All of the parts of the plants that are removed during the coffee processing are burned and used to make steam energy which powers the machines.
During coffee harvesting season (our winter) this warehouse is full to the roof with coffee.
They put holes in some of the bags to extract coffee beans to send samples to possible buyers. Their biggest buyer is Starbucks. 70% of their highest quality coffee is sent out of country, mostly to the United States and Italy. The lower quality coffee is what remains in El Salvador.
The last step, after removing the outer skin, is to make sure that there are no imperfections that accidentally make their way through each removal phase. If the coffee is going to the United States it can have no more than 12% imperfections. If it is going to Italy it can have no more than 4%.
The men and women are doing the same job, but at different stations. Apparently it is because the women are faster (but I am guessing the men work just as fast when they are not surrounded by women).
These workers work 8 hours a day, 7 days a week.
After the tour we walked to the original building on the farm, which is now a hotel, and enjoyed a delicious cup of coffee El Salvadoran coffee.
They use cotton filters, something I have never seen before.
After the tour, which lasted over an hour, I walked to Ataco.

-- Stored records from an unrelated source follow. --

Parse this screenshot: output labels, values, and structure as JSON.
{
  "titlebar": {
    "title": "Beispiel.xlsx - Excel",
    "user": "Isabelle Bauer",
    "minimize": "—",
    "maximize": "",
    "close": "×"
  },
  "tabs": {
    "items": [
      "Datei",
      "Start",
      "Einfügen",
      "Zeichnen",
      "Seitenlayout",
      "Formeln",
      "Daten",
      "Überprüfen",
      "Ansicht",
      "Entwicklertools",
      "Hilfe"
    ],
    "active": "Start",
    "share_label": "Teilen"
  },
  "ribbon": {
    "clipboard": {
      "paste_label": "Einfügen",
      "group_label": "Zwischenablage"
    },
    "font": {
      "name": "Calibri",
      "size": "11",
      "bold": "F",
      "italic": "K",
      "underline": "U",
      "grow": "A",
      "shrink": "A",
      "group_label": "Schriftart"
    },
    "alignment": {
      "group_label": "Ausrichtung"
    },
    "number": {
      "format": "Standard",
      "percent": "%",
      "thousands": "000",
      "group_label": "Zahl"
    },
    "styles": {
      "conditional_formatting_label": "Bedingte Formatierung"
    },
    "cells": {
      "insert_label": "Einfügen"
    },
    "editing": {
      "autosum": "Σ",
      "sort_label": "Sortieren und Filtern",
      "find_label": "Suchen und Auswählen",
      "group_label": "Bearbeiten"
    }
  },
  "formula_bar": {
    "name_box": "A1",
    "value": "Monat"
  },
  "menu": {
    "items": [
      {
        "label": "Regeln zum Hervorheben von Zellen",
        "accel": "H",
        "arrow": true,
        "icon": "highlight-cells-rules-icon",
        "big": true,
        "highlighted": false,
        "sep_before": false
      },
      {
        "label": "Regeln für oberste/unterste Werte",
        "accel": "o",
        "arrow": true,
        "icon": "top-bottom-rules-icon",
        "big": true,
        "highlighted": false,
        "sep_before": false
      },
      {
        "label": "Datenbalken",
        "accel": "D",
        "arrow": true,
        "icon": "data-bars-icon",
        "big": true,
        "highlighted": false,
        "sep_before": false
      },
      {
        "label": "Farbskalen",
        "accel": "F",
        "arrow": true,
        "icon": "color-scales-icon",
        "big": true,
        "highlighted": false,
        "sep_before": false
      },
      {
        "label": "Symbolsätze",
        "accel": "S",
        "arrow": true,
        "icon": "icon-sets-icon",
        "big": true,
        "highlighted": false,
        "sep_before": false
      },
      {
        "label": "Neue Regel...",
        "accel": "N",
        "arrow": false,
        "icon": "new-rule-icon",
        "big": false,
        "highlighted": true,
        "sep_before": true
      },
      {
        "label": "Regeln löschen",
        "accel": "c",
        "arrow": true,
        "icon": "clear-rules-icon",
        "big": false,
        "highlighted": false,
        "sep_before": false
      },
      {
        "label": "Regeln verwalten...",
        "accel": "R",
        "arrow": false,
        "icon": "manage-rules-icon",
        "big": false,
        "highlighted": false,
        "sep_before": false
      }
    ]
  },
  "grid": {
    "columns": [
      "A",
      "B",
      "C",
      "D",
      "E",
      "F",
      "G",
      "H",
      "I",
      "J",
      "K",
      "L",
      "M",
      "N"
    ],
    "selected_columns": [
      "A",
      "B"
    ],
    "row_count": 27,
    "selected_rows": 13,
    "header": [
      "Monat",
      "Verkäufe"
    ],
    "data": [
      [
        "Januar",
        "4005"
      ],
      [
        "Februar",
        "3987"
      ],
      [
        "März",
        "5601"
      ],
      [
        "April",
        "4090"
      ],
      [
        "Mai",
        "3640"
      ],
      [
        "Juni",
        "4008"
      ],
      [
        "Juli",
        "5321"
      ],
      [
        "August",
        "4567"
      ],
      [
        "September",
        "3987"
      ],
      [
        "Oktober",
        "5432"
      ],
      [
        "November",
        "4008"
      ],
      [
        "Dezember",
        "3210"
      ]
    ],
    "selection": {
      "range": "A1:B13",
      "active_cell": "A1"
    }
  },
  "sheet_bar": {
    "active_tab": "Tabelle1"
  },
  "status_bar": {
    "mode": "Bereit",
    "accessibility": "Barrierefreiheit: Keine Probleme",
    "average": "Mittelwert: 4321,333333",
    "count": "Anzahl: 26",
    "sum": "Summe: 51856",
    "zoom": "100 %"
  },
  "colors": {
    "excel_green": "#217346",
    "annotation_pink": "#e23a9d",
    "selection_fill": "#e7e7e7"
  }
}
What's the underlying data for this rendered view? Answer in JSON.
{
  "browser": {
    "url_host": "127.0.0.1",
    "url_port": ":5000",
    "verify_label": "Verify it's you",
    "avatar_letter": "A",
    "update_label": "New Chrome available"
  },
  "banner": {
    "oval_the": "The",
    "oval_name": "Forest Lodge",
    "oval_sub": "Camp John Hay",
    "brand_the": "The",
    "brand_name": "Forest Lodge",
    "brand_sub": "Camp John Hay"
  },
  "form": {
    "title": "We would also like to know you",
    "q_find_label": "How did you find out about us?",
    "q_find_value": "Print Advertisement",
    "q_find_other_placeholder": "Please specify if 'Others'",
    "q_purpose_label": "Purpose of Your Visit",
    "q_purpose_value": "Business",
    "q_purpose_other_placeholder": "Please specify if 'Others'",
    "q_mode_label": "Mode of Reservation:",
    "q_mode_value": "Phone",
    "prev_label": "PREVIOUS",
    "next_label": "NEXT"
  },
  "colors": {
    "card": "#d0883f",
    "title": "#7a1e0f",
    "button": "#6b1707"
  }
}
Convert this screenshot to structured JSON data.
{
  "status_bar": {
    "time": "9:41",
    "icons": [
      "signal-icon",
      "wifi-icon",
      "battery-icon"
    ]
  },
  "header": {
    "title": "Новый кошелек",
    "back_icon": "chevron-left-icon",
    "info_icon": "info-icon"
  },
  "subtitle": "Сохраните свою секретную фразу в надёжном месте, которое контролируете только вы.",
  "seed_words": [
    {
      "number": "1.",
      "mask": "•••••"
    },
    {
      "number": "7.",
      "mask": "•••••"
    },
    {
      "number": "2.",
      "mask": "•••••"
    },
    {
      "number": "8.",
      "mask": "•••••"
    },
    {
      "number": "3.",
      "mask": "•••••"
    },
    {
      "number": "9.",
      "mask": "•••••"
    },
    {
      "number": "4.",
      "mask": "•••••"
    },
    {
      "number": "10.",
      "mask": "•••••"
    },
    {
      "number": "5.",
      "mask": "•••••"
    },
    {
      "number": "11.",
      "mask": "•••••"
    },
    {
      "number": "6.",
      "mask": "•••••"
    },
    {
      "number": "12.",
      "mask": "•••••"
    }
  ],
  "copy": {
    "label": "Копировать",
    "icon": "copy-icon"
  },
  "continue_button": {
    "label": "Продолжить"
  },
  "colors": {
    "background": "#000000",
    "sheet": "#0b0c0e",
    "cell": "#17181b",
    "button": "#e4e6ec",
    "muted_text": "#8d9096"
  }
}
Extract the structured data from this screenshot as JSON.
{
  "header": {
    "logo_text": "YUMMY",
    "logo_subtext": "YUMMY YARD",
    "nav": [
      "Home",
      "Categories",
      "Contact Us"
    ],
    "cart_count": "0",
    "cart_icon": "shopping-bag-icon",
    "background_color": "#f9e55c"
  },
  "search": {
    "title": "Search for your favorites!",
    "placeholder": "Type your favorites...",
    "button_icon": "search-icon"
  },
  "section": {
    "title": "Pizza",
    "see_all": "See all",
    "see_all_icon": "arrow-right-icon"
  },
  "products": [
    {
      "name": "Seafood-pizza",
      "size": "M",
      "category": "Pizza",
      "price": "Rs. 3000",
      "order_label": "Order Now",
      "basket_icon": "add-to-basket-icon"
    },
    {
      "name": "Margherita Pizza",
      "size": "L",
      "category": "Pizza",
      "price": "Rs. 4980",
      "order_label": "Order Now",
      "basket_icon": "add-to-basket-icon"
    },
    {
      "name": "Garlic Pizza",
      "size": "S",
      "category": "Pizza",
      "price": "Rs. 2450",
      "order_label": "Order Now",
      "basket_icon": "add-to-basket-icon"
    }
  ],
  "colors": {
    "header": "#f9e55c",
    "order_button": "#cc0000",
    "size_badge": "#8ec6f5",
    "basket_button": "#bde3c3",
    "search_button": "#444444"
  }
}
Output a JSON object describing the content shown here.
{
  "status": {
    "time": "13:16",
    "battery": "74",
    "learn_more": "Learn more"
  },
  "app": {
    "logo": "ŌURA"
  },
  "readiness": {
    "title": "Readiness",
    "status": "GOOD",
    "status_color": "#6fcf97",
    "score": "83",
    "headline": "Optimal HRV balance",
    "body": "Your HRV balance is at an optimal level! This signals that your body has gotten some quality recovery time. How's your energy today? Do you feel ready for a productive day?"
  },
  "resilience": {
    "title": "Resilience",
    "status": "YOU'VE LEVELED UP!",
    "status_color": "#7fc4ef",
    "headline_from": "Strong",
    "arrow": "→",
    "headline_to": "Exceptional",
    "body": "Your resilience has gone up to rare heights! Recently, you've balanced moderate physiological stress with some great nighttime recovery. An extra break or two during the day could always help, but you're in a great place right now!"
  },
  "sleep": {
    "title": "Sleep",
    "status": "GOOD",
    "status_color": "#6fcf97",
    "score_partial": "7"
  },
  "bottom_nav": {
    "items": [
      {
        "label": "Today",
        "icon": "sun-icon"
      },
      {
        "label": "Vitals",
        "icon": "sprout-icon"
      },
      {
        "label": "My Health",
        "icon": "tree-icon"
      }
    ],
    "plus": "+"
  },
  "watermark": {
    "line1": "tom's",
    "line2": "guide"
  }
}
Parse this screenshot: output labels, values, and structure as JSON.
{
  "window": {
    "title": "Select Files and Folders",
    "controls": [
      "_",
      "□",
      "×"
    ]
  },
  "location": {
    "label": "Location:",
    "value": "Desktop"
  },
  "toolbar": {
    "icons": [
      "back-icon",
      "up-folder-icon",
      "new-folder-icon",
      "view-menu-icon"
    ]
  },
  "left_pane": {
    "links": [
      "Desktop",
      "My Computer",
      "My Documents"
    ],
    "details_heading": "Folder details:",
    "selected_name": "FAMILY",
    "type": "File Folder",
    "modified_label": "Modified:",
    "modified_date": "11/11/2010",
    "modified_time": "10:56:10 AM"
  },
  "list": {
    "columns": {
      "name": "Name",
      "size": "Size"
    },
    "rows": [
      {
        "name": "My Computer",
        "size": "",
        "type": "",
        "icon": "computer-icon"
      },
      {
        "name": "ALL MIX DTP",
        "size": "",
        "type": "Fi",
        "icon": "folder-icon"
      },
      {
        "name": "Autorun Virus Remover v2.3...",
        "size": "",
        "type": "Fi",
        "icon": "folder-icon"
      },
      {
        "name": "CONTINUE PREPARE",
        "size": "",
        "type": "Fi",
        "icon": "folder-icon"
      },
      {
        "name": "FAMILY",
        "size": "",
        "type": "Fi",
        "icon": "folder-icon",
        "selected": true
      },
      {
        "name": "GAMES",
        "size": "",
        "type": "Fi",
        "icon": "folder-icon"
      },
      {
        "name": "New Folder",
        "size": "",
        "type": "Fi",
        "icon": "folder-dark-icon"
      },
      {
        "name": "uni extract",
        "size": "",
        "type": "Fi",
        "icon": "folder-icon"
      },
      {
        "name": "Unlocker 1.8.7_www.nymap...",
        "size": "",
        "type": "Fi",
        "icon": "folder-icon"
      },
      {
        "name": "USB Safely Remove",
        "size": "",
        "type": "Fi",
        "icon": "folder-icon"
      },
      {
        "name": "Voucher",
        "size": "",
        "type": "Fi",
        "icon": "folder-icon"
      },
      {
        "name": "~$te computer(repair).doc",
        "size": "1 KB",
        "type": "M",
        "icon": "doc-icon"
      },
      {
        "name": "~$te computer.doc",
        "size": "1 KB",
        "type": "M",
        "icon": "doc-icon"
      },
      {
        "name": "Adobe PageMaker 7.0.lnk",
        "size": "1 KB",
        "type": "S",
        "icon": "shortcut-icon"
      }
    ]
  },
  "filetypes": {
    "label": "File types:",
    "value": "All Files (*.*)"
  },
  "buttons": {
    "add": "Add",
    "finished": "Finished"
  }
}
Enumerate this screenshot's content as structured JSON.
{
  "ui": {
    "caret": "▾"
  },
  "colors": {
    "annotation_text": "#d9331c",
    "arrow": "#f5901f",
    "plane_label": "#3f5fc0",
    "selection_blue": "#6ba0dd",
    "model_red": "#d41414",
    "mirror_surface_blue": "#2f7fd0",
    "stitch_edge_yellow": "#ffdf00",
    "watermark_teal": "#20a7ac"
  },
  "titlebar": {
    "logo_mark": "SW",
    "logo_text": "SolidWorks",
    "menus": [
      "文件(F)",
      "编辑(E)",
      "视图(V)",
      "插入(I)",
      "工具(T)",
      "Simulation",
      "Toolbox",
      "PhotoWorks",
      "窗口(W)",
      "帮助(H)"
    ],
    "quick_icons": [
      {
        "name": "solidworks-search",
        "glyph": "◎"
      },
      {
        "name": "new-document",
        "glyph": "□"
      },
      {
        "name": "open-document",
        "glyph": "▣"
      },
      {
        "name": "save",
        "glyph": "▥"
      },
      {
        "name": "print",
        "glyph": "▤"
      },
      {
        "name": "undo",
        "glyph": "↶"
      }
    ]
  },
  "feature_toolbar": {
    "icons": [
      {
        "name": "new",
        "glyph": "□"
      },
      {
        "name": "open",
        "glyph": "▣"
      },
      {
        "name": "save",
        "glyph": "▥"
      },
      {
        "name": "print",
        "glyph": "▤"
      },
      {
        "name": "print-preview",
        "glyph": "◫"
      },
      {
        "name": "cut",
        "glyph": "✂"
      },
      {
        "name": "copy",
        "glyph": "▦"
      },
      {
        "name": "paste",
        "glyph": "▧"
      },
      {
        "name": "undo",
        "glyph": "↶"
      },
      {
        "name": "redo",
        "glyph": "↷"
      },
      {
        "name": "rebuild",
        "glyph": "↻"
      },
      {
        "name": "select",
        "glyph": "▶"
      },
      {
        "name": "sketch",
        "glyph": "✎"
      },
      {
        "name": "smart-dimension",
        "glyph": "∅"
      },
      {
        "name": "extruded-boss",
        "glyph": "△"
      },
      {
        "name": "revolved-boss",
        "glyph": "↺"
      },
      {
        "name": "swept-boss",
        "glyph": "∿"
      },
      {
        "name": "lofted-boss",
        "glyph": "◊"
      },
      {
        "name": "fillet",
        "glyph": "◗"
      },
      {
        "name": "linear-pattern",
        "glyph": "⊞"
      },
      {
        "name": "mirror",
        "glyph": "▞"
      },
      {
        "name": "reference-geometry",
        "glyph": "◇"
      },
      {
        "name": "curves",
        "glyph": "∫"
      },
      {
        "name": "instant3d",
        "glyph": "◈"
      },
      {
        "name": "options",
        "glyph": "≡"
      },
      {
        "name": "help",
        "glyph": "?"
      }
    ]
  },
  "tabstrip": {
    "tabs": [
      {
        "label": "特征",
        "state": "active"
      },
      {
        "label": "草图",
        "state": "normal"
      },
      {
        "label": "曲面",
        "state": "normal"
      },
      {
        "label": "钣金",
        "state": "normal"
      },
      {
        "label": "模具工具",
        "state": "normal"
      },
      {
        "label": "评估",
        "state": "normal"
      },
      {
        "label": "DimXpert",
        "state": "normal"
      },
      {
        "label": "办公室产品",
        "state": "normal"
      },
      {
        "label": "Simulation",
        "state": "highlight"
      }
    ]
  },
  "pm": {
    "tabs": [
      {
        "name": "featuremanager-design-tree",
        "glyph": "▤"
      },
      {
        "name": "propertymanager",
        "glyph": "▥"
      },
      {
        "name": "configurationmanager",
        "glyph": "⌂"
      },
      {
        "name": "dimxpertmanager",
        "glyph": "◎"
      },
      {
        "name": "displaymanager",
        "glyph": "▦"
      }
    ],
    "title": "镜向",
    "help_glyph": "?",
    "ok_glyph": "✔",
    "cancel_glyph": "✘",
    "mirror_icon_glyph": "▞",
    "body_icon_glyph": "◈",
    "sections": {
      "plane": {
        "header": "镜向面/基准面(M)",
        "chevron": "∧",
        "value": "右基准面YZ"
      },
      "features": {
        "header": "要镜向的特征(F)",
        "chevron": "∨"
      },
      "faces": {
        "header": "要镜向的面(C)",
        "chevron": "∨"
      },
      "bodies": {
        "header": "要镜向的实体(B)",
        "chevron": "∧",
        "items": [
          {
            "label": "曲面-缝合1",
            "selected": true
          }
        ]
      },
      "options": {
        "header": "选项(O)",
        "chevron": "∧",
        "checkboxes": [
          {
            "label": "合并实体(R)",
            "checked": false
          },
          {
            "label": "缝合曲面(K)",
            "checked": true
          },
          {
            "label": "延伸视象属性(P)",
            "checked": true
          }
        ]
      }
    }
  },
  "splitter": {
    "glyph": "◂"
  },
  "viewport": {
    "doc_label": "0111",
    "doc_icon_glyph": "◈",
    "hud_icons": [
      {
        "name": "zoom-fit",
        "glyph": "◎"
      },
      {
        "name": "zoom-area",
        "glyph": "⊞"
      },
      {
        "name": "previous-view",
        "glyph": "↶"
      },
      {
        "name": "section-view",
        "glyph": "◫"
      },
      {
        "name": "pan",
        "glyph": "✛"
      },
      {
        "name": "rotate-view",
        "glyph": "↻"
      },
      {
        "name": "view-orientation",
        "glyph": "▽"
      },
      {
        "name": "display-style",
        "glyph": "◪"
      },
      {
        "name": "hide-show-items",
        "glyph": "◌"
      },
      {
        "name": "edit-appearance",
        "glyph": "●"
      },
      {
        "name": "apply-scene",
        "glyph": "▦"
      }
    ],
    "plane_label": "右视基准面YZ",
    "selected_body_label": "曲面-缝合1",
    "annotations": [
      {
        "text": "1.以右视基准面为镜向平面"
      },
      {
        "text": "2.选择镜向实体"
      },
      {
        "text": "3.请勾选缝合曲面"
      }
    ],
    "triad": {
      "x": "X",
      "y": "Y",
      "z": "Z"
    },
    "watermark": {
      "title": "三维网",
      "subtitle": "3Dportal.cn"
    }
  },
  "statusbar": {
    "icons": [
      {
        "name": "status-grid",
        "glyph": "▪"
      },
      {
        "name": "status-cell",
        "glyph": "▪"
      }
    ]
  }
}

It is a very small town, much like Juayua, but has two churches.
Iglesia el Calvario is on the route to Mirador de la Cruz, a large cross and lookout point.
There are so many species of butterflies in Central America it is like being in the butterfly garden at the San Diego Zoo Safari Park, but in real life.
They flutter past as you walk, seeming to play with you like dolphins swimming with surfers.
One thing I love about this town is the old street lamps, which are ornate and found everywhere.
I ate a wonderful vegetarian sandwich at Tayua; they bake their own bread and have a gorgeous patio.
I forgot to mention that women carry things on their heads.
For whatever reason men don't. I saw a couple the other day and the husband (carrying nothing) kept turning around and telling his wife (carrying something) to hurry up.
La iglesia Ave Maria.
Concepción de Ataco is an easy day trip from Juayua. It is colorful and quaint, and super mellow.